“This is a lot harder than I remember, because I am a little bit older, and during that time (away) I didn’t even work out much like a regular person,” Thompson, 25, said. “I was busy with life, I was focused elsewhere, but I never really intended to be gone for so long. 

“I want to be here, I want to be doing this, I’m just taking this one step at a time. It is all starting to really come back now, as I get stronger and in better shape.”

Thompson was known for her power and technical skill in trampoline, building one of the best American résumés in the sport. She finished sixth at the 2012 Olympics, still the best result for a U.S. woman. In 2012, she took third at a world cup, marking the first U.S. woman to medal since 1996.

Now the Tokyo 2020 Games loom, with the prime training cycle in full swing. Thompson does not deny that returning to the Olympics is in the back of her mind, but she quickly adds it is too soon to even think about that. Checkpoints, such as this week’s U.S. championships, will dictate her future.

Getting back into world-class form has been challenging, especially the first month in the gym. Her focus is on gaining strength, fine-tuning and adding skills, increasing airtime, plus a serious new dedication to recovery and on-point nutrition.

“I was so sore the first week, I couldn’t even tip-toe out of my bedroom in the morning,” Thompson said, laughing. “It was all ice baths, 24/7. Recovery is everything. (It) never was a thing before, but wow, do you need to do it.”

Because Thompson has remained very active in trampoline, she knows what the judges are looking for and what her competitors are doing. She feels how her matured body flies differently than before, but she also notices her improved mental and emotional strength as a competitor.

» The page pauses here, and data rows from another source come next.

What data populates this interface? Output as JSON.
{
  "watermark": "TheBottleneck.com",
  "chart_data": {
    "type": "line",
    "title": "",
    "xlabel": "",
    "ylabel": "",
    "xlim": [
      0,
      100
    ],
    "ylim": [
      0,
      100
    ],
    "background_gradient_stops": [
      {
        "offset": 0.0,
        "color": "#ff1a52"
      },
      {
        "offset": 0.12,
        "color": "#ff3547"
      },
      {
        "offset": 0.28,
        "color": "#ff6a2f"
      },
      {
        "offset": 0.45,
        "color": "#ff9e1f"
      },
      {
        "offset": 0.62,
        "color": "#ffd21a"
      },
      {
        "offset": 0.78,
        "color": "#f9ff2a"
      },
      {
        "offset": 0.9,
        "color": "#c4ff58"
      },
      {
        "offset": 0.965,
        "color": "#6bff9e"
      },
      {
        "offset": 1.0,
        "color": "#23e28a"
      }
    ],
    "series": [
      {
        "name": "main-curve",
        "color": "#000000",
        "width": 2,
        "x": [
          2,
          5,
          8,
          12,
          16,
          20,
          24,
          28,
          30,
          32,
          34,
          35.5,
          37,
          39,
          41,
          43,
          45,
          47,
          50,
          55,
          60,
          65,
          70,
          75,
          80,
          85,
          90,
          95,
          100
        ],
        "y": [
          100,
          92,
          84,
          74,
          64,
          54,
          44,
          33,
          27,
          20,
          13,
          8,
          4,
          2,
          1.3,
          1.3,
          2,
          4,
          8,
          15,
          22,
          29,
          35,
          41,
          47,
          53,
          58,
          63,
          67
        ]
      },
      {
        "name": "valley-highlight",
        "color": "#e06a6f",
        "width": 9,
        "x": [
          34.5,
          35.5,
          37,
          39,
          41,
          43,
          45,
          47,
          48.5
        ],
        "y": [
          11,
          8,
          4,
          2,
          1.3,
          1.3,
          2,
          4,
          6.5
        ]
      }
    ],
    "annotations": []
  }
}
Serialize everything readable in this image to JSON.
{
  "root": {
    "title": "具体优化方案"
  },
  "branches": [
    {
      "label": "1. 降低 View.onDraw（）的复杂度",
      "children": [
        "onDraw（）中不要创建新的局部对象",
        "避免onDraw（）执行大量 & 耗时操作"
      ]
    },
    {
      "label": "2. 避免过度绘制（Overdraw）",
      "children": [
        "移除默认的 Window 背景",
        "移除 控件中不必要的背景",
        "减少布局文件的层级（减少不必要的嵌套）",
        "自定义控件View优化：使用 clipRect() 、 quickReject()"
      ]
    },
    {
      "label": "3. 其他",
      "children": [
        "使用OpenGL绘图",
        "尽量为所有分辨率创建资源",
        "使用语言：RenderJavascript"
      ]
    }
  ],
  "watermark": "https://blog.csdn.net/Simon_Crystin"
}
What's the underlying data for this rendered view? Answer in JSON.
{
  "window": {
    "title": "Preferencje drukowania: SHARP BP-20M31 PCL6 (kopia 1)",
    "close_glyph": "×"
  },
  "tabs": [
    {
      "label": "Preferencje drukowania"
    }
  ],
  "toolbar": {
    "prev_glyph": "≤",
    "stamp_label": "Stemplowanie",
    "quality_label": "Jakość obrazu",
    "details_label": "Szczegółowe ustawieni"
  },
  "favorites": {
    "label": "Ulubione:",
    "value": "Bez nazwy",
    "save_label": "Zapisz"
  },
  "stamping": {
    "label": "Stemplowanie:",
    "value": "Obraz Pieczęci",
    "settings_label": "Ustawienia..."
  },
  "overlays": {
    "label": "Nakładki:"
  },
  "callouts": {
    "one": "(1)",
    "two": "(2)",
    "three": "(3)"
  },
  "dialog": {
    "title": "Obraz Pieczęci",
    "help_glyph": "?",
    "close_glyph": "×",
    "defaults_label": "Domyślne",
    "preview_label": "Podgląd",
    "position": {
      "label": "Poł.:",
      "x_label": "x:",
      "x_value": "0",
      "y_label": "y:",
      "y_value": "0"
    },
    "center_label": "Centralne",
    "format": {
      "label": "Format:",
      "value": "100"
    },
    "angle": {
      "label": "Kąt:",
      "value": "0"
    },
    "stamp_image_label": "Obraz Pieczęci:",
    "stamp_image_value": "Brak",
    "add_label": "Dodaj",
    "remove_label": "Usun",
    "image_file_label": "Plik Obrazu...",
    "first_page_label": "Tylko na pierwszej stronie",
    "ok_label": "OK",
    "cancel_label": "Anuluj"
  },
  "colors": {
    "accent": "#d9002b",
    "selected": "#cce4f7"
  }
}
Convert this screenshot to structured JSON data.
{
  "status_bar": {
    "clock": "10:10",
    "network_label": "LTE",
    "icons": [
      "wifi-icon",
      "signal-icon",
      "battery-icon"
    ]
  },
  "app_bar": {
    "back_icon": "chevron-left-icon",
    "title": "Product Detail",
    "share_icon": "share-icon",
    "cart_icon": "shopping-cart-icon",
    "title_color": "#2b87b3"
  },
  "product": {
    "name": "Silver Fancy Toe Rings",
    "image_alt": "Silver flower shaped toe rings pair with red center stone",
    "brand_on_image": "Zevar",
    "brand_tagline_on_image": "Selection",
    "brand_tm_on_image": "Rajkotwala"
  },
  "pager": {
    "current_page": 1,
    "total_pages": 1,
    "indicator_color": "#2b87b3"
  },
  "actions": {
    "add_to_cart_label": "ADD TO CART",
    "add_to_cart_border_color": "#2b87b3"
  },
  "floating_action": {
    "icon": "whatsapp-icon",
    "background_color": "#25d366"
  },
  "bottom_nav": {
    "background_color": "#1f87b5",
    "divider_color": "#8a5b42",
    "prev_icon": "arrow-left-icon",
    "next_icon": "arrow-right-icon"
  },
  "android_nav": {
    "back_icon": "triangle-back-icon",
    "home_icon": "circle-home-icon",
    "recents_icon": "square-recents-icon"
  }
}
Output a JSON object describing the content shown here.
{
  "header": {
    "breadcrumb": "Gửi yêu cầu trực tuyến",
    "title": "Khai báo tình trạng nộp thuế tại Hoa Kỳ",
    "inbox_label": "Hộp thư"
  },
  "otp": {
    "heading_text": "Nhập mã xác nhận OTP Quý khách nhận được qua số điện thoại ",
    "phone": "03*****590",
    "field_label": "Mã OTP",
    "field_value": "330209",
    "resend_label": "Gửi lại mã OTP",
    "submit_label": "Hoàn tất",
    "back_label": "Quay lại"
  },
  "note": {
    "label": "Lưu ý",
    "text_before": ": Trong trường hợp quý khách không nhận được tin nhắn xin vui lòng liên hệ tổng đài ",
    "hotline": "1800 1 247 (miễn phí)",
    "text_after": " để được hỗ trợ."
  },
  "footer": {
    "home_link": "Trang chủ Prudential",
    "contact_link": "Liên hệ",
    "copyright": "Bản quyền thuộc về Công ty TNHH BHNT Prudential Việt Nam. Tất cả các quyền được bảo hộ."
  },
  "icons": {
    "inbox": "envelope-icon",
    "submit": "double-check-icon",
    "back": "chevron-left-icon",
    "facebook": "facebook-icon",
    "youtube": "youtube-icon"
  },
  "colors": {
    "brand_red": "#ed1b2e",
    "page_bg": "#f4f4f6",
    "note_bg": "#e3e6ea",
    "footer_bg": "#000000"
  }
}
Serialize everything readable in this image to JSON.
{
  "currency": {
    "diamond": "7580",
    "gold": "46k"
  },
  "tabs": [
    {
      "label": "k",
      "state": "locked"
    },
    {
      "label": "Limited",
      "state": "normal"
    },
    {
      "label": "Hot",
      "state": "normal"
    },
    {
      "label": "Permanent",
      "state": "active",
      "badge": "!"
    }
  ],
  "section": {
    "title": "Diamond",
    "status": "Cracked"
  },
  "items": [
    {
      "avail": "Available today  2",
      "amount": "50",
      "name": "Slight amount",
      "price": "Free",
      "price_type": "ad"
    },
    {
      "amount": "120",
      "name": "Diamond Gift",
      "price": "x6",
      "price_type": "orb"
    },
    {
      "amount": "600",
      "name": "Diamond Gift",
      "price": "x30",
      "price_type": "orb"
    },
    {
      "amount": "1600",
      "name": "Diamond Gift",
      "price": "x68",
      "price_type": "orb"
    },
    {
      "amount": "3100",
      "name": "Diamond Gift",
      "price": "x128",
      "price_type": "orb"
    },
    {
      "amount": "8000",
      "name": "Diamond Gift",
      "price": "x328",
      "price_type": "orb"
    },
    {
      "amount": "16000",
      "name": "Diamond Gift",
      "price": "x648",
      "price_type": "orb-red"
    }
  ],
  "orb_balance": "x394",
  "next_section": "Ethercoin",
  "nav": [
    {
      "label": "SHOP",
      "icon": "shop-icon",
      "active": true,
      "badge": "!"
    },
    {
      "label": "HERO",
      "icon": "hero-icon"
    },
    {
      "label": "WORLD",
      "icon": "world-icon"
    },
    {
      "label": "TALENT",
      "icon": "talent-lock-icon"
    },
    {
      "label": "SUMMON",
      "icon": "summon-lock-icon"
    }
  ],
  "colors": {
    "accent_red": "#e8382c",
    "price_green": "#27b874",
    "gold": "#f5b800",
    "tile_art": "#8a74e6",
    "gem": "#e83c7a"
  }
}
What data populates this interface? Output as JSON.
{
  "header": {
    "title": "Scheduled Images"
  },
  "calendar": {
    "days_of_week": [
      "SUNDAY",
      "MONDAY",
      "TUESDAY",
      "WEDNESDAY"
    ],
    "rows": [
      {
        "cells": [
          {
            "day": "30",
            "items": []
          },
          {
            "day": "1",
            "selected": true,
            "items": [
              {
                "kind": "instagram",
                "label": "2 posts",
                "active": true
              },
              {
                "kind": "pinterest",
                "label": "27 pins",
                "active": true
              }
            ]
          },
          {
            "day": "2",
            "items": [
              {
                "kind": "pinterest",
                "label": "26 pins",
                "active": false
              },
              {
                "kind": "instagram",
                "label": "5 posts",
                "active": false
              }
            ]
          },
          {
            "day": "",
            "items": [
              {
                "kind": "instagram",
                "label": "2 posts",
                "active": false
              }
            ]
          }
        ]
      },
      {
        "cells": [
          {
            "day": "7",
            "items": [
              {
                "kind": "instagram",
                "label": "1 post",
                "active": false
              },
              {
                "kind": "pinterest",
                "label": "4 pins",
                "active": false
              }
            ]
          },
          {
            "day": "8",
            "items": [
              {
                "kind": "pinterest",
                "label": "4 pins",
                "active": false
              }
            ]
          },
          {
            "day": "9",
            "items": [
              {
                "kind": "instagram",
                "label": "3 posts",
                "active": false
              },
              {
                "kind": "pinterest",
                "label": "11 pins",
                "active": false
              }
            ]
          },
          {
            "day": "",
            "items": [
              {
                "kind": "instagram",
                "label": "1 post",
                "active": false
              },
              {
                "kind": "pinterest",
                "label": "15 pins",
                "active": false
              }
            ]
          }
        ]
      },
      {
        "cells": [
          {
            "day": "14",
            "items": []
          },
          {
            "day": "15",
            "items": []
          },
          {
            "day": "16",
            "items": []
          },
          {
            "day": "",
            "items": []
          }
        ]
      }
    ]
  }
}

“I am a woman now; my body changed from when I was a teen. But that doesn’t mean I still can’t do this,” Thompson said. “I have the mental strength and patience now of an adult; I am much more focused. The girls I will be competing against can’t have that life experience or maturity, because they aren’t there yet. I think that is a big plus for me.”

The challenges of coming back, especially with so many moving parts, are something she negotiates every day. Being a wife, mom, small business owner, coach and, now, an elite athlete in serious training, is a daily equation that is not always easily solved.

“I am still trying to figure what works,” she said. “I keep my family and my facility my top priority, ahead of my comeback. As I get more down the road with this journey, maybe I will need to change the equation a little to make it all work.

“I am only four months into this. I am really just doing this for fun, enjoying life, and living every day to the fullest. That’s where I find the joy.”

Joanne C. Gerstner has covered two Olympic Games and writes regularly for the New York Times and other outlets about sports. She has written for TeamUSA.org since 2009 as a freelance contributor on behalf of Red Line Editorial, Inc.